In a way this is already proven true, as I have been most generously supported by the Centre, but most of all by its co-directors, in organising two events for Birkbeck Arts Week 2018: Paper Peepshow: Make Your Own, and Paper Peepshow: Peep into the Rabbit Hole. During my preparation for the two Arts Week events, they were very generous in their help, from giving guidance on my funding application to coming to the events on the day to show their support. The events have helped me address methodological issues that I have encountered during my first-year research, and also brought more attention to my research subject.

Apart from helping me during the Arts Week, the co-directors have also made sure that I have all the support needed on my daily work on the role, including providing me with handover notes, training me on skills such as minute taking, and maintaining the website. They also encourage me to develop my own working style and help me establish protocols and standards in my work. Indeed, this support can be felt with everyone in the Centre, and even my predecessor, who has long left the position, has come to my help again and again with admiring patience.

I find the internship a great opportunity for Birkbeck PhD students, and would definitely recommend it to others. In particular, the flexibility given to me on this role is incredible: I could finish 80% of the work at any time of my choice, hence integrating the internship into my PhD study nicely, instead of having it disrupting my research.

Shijia Yu, Research Student

Birkbeck Intern Blog Post – Elena Shampanova

Elena Shampanova

From September 2017 to July 2018 I embarked on an internship with Peltz Gallery at the School of Arts at Birkbeck. The position was advertised through the BGRS regular emails, and immediately caught my attention. Having worked and managed events in an arts gallery before, I have never worked in a gallery in an academic setting, and saw this as a chance to apply my existing skills to the new environment, and learn more about the way Peltz Gallery operates and public engagement events are run. I applied and was very excited to have been offered this internship together with two other PhD students.

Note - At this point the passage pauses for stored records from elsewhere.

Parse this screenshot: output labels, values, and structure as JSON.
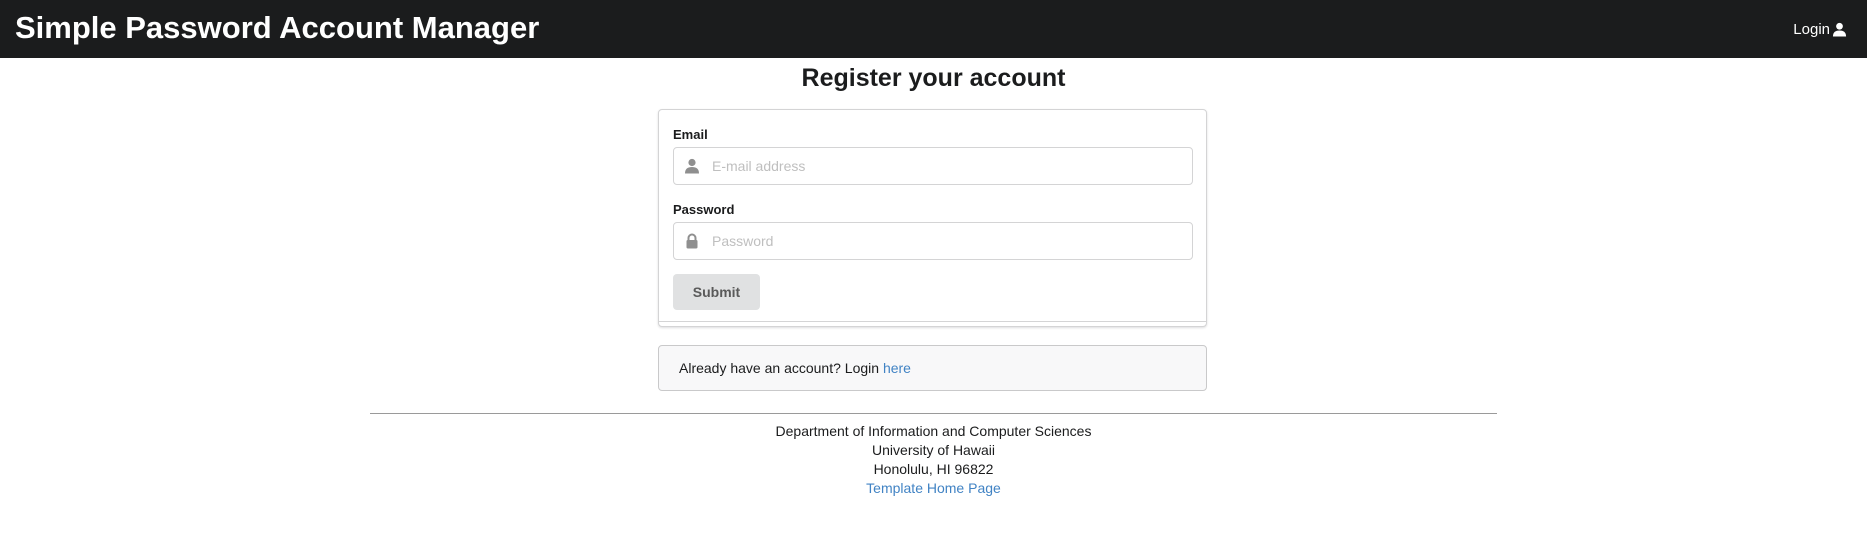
{
  "navbar": {
    "brand": "Simple Password Account Manager",
    "login_label": "Login",
    "login_icon": "user-icon"
  },
  "page": {
    "title": "Register your account"
  },
  "form": {
    "email_label": "Email",
    "email_placeholder": "E-mail address",
    "email_value": "",
    "email_icon": "user-icon",
    "password_label": "Password",
    "password_placeholder": "Password",
    "password_value": "",
    "password_icon": "lock-icon",
    "submit_label": "Submit"
  },
  "message": {
    "text": "Already have an account? Login ",
    "link_label": "here"
  },
  "footer": {
    "line1": "Department of Information and Computer Sciences",
    "line2": "University of Hawaii",
    "line3": "Honolulu, HI 96822",
    "link_label": "Template Home Page"
  },
  "colors": {
    "navbar_bg": "#1b1c1d",
    "link": "#4183c4",
    "button_bg": "#e0e1e2",
    "message_bg": "#f8f8f9"
  }
}
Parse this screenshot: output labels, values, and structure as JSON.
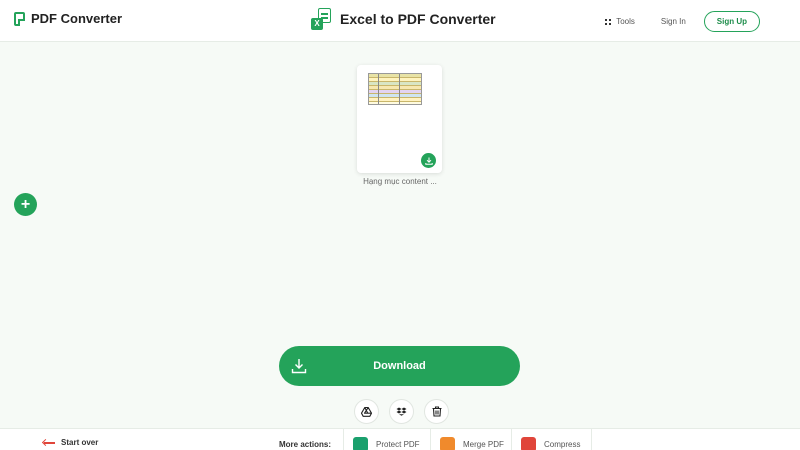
{
  "header": {
    "brand": "PDF Converter",
    "title": "Excel to PDF Converter",
    "tools_label": "Tools",
    "signin_label": "Sign In",
    "signup_label": "Sign Up"
  },
  "file": {
    "name": "Hạng mục content ..."
  },
  "download": {
    "label": "Download"
  },
  "footer": {
    "start_over": "Start over",
    "more_actions": "More actions:",
    "items": [
      {
        "label": "Protect PDF",
        "icon": "lock-icon",
        "color": "#1aa06d"
      },
      {
        "label": "Merge PDF",
        "icon": "merge-icon",
        "color": "#f08a2c"
      },
      {
        "label": "Compress",
        "icon": "compress-icon",
        "color": "#e0453a"
      }
    ]
  },
  "colors": {
    "accent": "#24a35a",
    "danger": "#e0453a"
  }
}
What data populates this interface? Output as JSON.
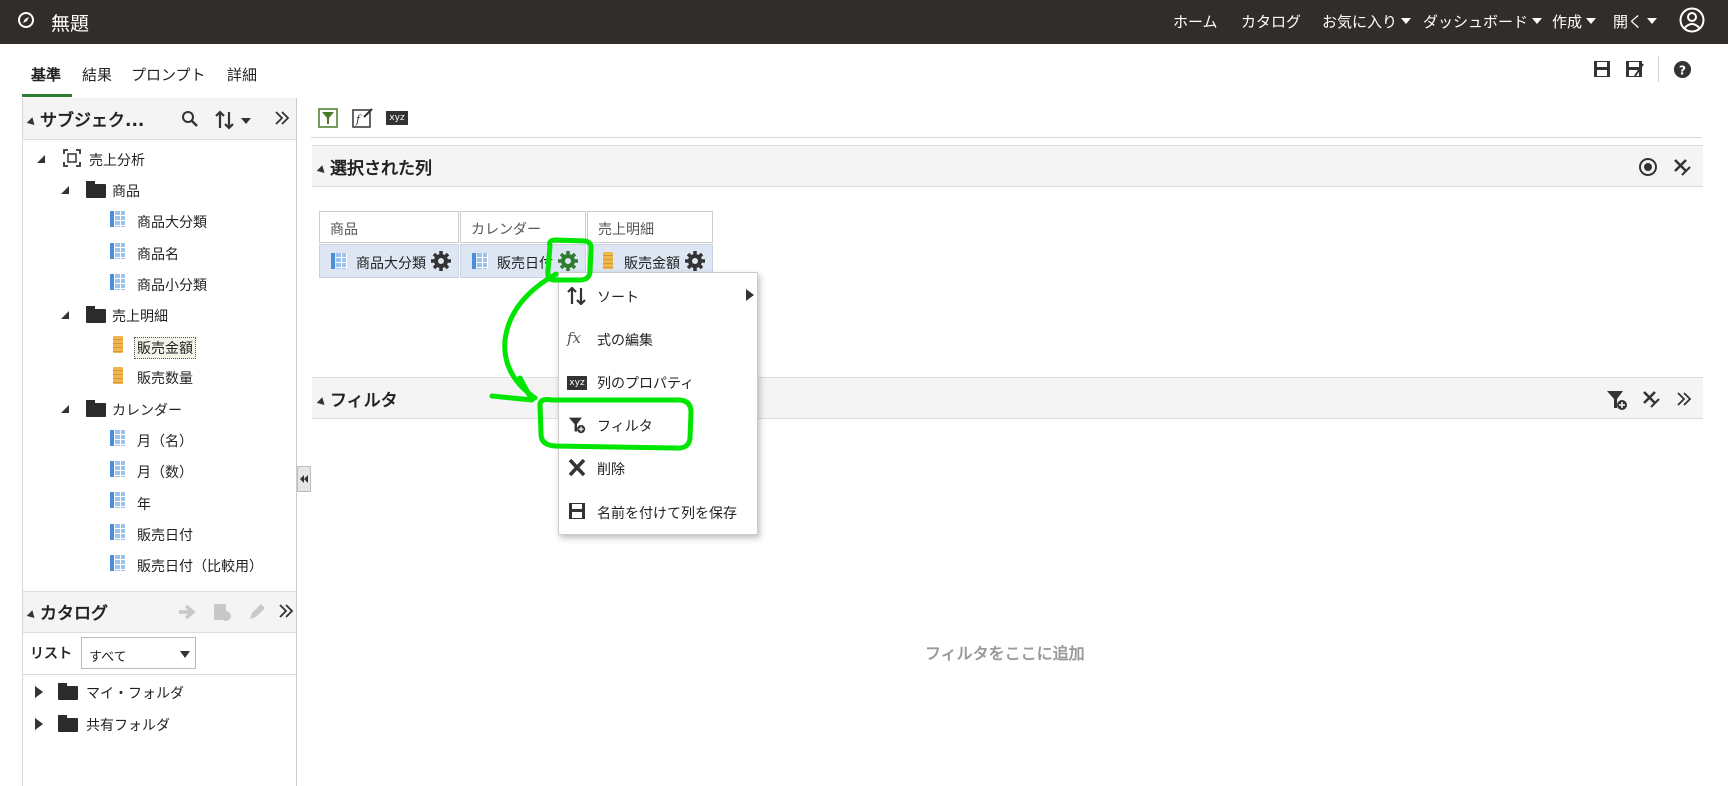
{
  "app": {
    "title": "無題"
  },
  "topnav": {
    "home": "ホーム",
    "catalog": "カタログ",
    "favorites": "お気に入り",
    "dashboard": "ダッシュボード",
    "create": "作成",
    "open": "開く"
  },
  "tabs": [
    "基準",
    "結果",
    "プロンプト",
    "詳細"
  ],
  "subject_panel": {
    "title": "サブジェク...",
    "root": "売上分析",
    "folders": [
      {
        "name": "商品",
        "columns": [
          "商品大分類",
          "商品名",
          "商品小分類"
        ]
      },
      {
        "name": "売上明細",
        "columns": [
          "販売金額",
          "販売数量"
        ]
      },
      {
        "name": "カレンダー",
        "columns": [
          "月（名）",
          "月（数）",
          "年",
          "販売日付",
          "販売日付（比較用）"
        ]
      }
    ]
  },
  "catalog_panel": {
    "title": "カタログ",
    "list_label": "リスト",
    "list_value": "すべて",
    "folders": [
      "マイ・フォルダ",
      "共有フォルダ"
    ]
  },
  "selected_columns": {
    "title": "選択された列",
    "columns": [
      {
        "group": "商品",
        "name": "商品大分類"
      },
      {
        "group": "カレンダー",
        "name": "販売日付"
      },
      {
        "group": "売上明細",
        "name": "販売金額"
      }
    ]
  },
  "filters": {
    "title": "フィルタ",
    "placeholder": "フィルタをここに追加"
  },
  "context_menu": {
    "items": [
      "ソート",
      "式の編集",
      "列のプロパティ",
      "フィルタ",
      "削除",
      "名前を付けて列を保存"
    ]
  },
  "toolbar": {
    "xyz_label": "xyz"
  },
  "colors": {
    "topbar": "#312d2a",
    "accent_green": "#00e600",
    "tab_underline": "#2e7d32"
  }
}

At our induction meeting we were given an overview of the Peltz Gallery annual plan, and exhibitions coming up. We were invited to support the install and de-install of exhibitions as well as some of the events, however, the focus was very much on what we were interested in doing, and what we wanted to try our hand at.

During my interview for the internship we spoke about my experience of developing evaluation frameworks for arts projects, so when I started I suggested creating one for Peltz Gallery. The idea was welcomed by the team, and I went through a series of questions with them to shape the aims of evaluation. Based on that I developed a framework and tools for collecting data throughout the year, and now I am in the process of analysing it, and writing up the report. Throughout the year evaluation process received support from all the team as it was the first pilot year, and everyone is looking forward to seeing the results. I was pleased to see that my initiative was taken on board at all levels – by peer interns and the gallery team.

Overall, I feel that this internship is a unique way to gain hands-on experience of running a gallery in an academic setting – from shaping a yearly plan of exhibitions to learning all the technicalities of lighting and sound in the space, as well as organising and running public events. I learn best by doing, so this was just right for me, and will be beneficial for my future work in academia as it gave me a lot of ideas on how my research can be presented to public in an engaging way. Being part of an interdisciplinary team and working alongside my peers, who are coming from different research backgrounds enriched our dialogues and boosted ideas – it is amazing, how you can approach a similar subject from a range of angles and disciplines. So if you are considering taking on an internship, go ahead, you will learn so much, meet new people, and will most likely see your own research in a new light.

I would like to thank everyone, who I worked with, for their professionalism, guidance, knowledge and ideas sharing, support and encouragement.

Elena Shampanova, Research Student.